This raises a second major reason that demands children’s voice are heard, as the failure to do so can be dangerous to the lives and well-being of kids. The fact is that violence, abuse, injustice, and discrimination against children in families, schools, prisons, and institutions can best be eliminated if children are enabled and encouraged to tell their stories and be heard by people with the authority to take action. In fact, the consequence of the silencing or dismissal of the voices of children and the harm they experience has the effect of protecting the abusers rather than the children.

For example, to protect children from online sexual abuse and exploitation, it is important and critical that policymakers engage with children to understand how they use the Internet, the degrees and nature of the risk they face on-line, and the policies that they would think would best work to protect them.

Likewise, children with disabilities are the greatest source of knowledge with respect to the discrimination and social exclusion that they face in society and in school settings. These children can be the most effective contributors to identifying the barriers and challenges they face in order to be successful.

To give children a voice in their democracy and government, we propose that the Congress pass legislation to create an independent Commissioner for America’s Children. The creation of such an office has a proven track recordin nations all across the world, as the role of children’s commissioner has been established in more than 40 countries, among them the UK, Sweden, and New Zealand. The strategy has improved children’s wellbeing and awareness as to the unique issues of importance to children.

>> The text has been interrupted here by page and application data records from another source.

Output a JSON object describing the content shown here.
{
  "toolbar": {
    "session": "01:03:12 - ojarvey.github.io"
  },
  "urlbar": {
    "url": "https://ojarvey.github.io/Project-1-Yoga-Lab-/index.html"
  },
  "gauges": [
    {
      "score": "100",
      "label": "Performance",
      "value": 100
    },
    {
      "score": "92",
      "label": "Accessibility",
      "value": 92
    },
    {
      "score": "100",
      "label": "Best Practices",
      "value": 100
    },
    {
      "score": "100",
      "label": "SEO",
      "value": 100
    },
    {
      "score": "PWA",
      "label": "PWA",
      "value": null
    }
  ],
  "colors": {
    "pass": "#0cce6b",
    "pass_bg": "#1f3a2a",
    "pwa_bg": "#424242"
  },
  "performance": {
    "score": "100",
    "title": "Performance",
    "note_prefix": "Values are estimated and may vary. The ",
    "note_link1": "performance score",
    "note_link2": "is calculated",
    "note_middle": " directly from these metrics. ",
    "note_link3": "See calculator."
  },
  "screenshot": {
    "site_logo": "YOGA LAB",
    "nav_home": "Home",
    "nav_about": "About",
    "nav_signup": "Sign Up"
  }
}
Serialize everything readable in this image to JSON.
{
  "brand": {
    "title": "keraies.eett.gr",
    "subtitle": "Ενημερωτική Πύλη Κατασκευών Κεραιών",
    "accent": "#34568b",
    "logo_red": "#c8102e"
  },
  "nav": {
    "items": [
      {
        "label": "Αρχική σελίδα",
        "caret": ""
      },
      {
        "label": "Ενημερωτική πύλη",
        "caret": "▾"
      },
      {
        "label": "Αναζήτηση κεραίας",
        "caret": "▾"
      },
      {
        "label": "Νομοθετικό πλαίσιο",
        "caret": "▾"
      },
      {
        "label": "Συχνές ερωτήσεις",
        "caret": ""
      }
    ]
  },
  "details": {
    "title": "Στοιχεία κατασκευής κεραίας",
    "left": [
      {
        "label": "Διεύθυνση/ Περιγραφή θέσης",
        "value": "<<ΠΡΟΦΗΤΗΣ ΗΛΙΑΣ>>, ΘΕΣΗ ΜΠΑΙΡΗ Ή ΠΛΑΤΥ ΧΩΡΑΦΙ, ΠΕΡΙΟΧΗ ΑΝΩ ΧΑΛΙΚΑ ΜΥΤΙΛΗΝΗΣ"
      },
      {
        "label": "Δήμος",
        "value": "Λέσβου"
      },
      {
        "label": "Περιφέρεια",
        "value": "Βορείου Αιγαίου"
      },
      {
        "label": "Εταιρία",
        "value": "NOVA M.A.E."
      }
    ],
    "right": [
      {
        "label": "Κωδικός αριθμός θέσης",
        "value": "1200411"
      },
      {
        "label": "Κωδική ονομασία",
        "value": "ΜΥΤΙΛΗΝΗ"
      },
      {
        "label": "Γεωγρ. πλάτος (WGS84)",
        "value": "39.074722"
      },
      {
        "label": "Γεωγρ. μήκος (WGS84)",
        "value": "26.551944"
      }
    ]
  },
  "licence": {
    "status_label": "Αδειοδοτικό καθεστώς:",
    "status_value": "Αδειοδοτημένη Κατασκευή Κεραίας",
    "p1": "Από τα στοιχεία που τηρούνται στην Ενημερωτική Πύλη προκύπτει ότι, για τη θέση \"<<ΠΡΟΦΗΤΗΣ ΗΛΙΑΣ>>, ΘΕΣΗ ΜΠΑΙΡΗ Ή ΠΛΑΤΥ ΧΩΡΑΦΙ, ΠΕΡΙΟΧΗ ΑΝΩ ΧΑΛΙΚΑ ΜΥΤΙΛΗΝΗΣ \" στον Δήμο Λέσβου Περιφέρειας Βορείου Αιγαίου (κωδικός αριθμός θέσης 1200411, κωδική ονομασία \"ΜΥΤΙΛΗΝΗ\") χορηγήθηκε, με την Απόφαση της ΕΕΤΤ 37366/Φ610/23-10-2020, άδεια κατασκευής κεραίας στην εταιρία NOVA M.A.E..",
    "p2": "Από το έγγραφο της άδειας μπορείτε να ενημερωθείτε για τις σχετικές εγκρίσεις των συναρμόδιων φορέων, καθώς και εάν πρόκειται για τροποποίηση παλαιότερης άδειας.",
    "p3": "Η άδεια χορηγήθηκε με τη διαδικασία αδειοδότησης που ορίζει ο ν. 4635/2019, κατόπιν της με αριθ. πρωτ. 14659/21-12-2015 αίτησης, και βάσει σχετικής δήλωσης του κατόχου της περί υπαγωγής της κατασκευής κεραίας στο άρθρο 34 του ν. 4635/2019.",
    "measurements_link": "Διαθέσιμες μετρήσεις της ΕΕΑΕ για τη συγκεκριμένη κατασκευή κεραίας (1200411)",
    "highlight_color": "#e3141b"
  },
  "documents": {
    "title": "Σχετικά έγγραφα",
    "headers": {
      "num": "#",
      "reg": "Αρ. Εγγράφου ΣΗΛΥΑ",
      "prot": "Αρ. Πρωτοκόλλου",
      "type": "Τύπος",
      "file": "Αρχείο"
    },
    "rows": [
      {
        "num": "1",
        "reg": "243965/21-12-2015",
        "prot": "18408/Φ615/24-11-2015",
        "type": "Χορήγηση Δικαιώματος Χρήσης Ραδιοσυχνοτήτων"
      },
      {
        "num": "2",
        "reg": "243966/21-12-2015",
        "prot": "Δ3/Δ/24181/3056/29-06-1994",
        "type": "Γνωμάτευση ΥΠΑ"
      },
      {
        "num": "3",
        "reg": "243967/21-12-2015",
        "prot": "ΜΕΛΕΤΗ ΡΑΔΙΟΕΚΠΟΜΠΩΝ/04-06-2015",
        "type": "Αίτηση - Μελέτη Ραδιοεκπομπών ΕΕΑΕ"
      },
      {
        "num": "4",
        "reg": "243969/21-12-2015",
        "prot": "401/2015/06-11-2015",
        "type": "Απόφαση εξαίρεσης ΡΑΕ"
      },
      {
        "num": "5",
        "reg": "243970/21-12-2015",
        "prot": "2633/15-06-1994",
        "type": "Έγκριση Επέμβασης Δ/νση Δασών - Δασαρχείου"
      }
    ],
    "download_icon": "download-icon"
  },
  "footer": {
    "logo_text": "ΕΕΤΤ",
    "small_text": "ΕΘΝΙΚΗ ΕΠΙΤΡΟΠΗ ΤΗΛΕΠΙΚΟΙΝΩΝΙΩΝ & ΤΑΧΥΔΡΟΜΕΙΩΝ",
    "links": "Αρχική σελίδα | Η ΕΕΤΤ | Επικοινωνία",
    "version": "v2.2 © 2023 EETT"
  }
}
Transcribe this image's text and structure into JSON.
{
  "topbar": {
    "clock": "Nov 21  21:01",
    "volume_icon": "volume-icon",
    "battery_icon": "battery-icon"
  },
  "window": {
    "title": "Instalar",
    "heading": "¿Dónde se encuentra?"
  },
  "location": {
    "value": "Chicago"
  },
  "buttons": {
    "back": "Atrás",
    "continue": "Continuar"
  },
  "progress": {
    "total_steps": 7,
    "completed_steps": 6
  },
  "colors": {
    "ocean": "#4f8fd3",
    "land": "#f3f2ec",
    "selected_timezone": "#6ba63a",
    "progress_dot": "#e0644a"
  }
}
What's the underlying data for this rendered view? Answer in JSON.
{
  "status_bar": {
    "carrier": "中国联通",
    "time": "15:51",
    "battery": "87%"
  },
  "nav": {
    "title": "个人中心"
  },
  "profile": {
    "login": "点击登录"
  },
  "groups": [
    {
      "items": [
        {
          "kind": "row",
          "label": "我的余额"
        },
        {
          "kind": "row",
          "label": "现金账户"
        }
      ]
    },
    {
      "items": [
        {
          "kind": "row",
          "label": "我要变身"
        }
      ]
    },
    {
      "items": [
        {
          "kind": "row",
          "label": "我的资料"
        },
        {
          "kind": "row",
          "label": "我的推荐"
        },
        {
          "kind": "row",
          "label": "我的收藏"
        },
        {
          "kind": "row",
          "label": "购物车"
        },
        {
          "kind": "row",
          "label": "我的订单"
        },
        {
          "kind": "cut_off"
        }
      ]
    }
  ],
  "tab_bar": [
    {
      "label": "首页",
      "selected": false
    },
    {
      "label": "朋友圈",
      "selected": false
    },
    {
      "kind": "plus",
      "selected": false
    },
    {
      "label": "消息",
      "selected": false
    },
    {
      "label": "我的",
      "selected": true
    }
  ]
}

The core responsibilities of such an office would include promoting a coherent, effective, and efficient federal approach to children that includes research, legislative and regulatory child impact analysis, awareness raising, the promotion of the best interest of children, complaint review that would fulfill on obligation to listen to and help raise the voice of children to policymakers in Congress and the executive branch, particularly with respect to protecting children from harm and to further their growth and development.

As an example, a Children’s Commissioner could examine policy choices, issue reports, and make recommendations to Congress and federal agencies on ways to coordinate their efforts and build on best practices, research, and lessons learned with respect to the impact of proposed policies on children. This is in the best interest of our nation, as the cost of failing children is enormous in both human and socio-economic terms.

Adults are failing our nation’s children. Policymakers have an obligation to ask and answer the simple question whenever they are making policy: “Is it good for the children?”

Bill McRaven, retired United States Navy admiral who last served as the ninth commander of the United States Special Operations Command that took down Osama bin Ladin and is the current Chancellor of the University of Texas System, said:

As I watch the students marches across Florida and across the nation, I could not be prouder of them! This is exactly what we need the youth of America to do: to stand strong, to stand together, to challenge the laws that have not served them well. We adults can all learn a lot from them.

A Children’s Commissioner would help give children an opportunity to have their voices heard in our democracy.

As Nelson Mandela said:

It is my deepest conviction that the children should be seen and heard as our most treasured assets. They are not ours to be used or abused but to be loved and nurtured and encouraged to engage in life to the full extend of their being, free from fear.

Our nation’s children deserve action from our policymakers to protect them, but at the very least, they could ensure their voices are respected and listened to. They are, after all, our next generation of leaders.